Types of Saws For Metal

Most guys will be familiar enough with the general purpose hacksaw. For most jobs they will do a good job. These come in different shapes and sizes and they will get through the softer metals without too much difficulty. They are also relatively inexpensive.

You can also buy blades for jigsaws that are suitable for cutting metal. There are also a range of saws that have been designed to cut through all types of metals. At that level though, your are starting to get into industrial use.

Along with equipment like, shears, grinders, chop saws etc there are plenty of saws available that will chop their way through most types of metal. Many of the power saws can also have metal cutting blades fitted and these are now a very popular choice for many people.

Types of Saws For Concrete

Yes there are even a range of saws that can cut through all the different types of masonry, including brick, mortar and even the hardest of stone. The industrial type devices are often referred to as a road saw or a consaw.

To be honest none of us will ever have to use those, but if we do the best way to get one is to rent one, as these would be too expensive to purchase for a limited amount of use.

Many of us will simply want to cut pavers, or perhaps brick, block and tiles. This is typically concrete that is up to around 4″ deep.
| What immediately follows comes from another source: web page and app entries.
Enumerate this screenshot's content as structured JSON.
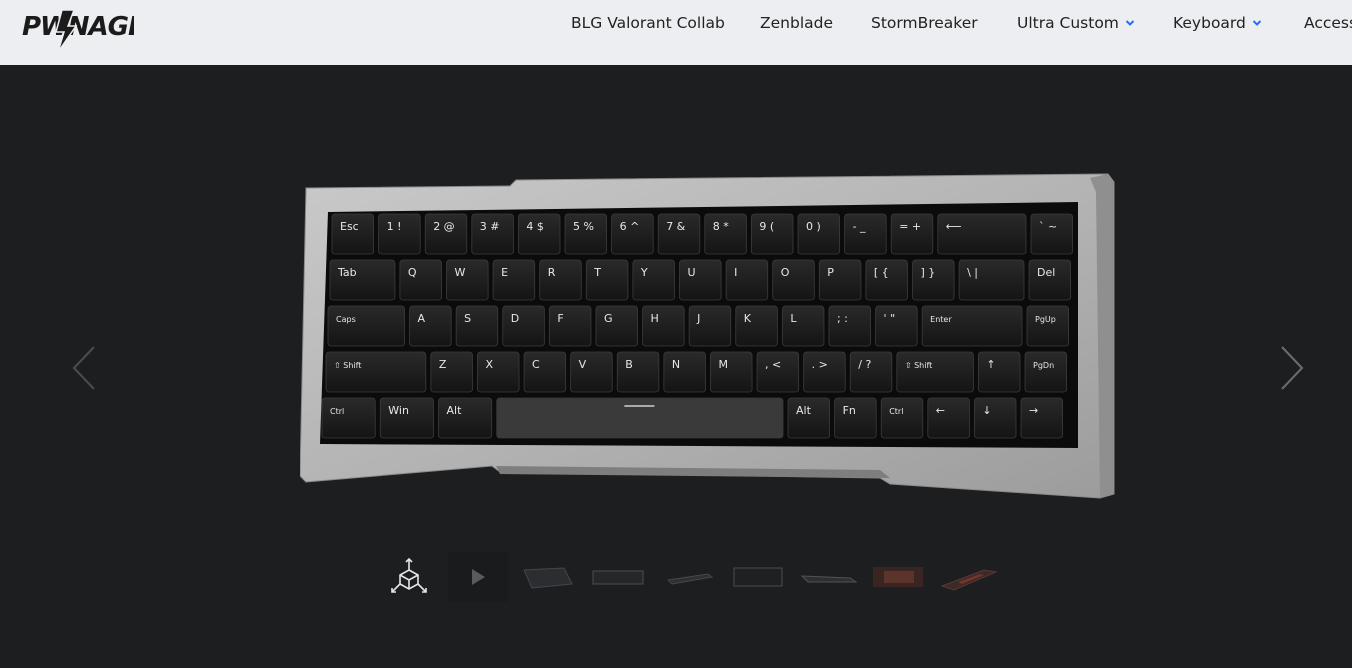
{
  "brand": {
    "logo_text": "PWNAGE"
  },
  "nav": {
    "items": [
      {
        "label": "BLG Valorant Collab",
        "has_dropdown": false
      },
      {
        "label": "Zenblade",
        "has_dropdown": false
      },
      {
        "label": "StormBreaker",
        "has_dropdown": false
      },
      {
        "label": "Ultra Custom",
        "has_dropdown": true
      },
      {
        "label": "Keyboard",
        "has_dropdown": true
      },
      {
        "label": "Access",
        "has_dropdown": false
      }
    ],
    "accent_color": "#2a6df4"
  },
  "gallery": {
    "prev_icon": "chevron-left-icon",
    "next_icon": "chevron-right-icon",
    "thumbnails": [
      {
        "type": "3d-view",
        "icon": "3d-cube-icon"
      },
      {
        "type": "video",
        "icon": "play-icon"
      },
      {
        "type": "image",
        "icon": "keyboard-angle-icon"
      },
      {
        "type": "image",
        "icon": "keyboard-front-icon"
      },
      {
        "type": "image",
        "icon": "keyboard-side-icon"
      },
      {
        "type": "image",
        "icon": "keyboard-top-icon"
      },
      {
        "type": "image",
        "icon": "keyboard-low-icon"
      },
      {
        "type": "image",
        "icon": "keyboard-red-icon"
      },
      {
        "type": "image",
        "icon": "keyboard-red-angle-icon"
      }
    ]
  },
  "keyboard": {
    "rows": [
      [
        "Esc",
        "1 !",
        "2 @",
        "3 #",
        "4 $",
        "5 %",
        "6 ^",
        "7 &",
        "8 *",
        "9 (",
        "0 )",
        "- _",
        "= +",
        "⟵",
        "` ~"
      ],
      [
        "Tab",
        "Q",
        "W",
        "E",
        "R",
        "T",
        "Y",
        "U",
        "I",
        "O",
        "P",
        "[ {",
        "] }",
        "\\ |",
        "Del"
      ],
      [
        "Caps",
        "A",
        "S",
        "D",
        "F",
        "G",
        "H",
        "J",
        "K",
        "L",
        "; :",
        "' \"",
        "Enter",
        "PgUp"
      ],
      [
        "⇧ Shift",
        "Z",
        "X",
        "C",
        "V",
        "B",
        "N",
        "M",
        ", <",
        ". >",
        "/ ?",
        "⇧ Shift",
        "↑",
        "PgDn"
      ],
      [
        "Ctrl",
        "Win",
        "Alt",
        "",
        "Alt",
        "Fn",
        "Ctrl",
        "←",
        "↓",
        "→"
      ]
    ]
  }
}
Anything over that thickness and you would want to look at some type of industrial saw. For these smaller jobs it is possible to get what are called Masonry Wet Saws in either a table of a portable form.

They get that name because water is constantly poured over the diamond blade used to make its way through the concrete. These are just circular saws, but they will have a masonry blade fitted that can deal with the toughness of the concrete or stone.

Some are powered by gas, but more commonly these are now powered by an electric source.

Types of Saws For Cutting Trees

These are known as pruning saws and are clearly the popular choice of gardeners. As the name pruning would suggest these are saws that can handle smaller branches. At the other end of the scale there is of course the ever popular chainsaw. These can make their way through the biggest of trees.

Sitting in between the humble pruning saw and the heavy duty chainsaw, sit another range of saws, designed for use on trees. These include pole pruners, pole saws, loppers and various types of hand and woodworking saws. A very popular choice is of course the chainsaw.

Other Types of Saws

There are also a whole range of saws for cutting through glass, ice, logs, steel and just about any type of material that you can mention. In addition to these there are a whole range of power saws all designed for cutting through various materials.

These include scroll saws, circular saws, jigsaws, table saws, and band saws.

So as you can see, there is a saw available for just about anything that requires sawing. There are some unusual ones that you may also find interesting. These include metal cutting saws, hand powered saws and reciprocating saws.

Enda McLarnon

Enda McLarnon is now retired and is now enjoying writing about his love of power tools. All types of these tools are now available and they make working on projects and DIY jobs around the home a great deal of fun

Enda McLarnon

related posts:

{"email":"Email address invalid","url":"Website address invalid","required":"Required field missing"}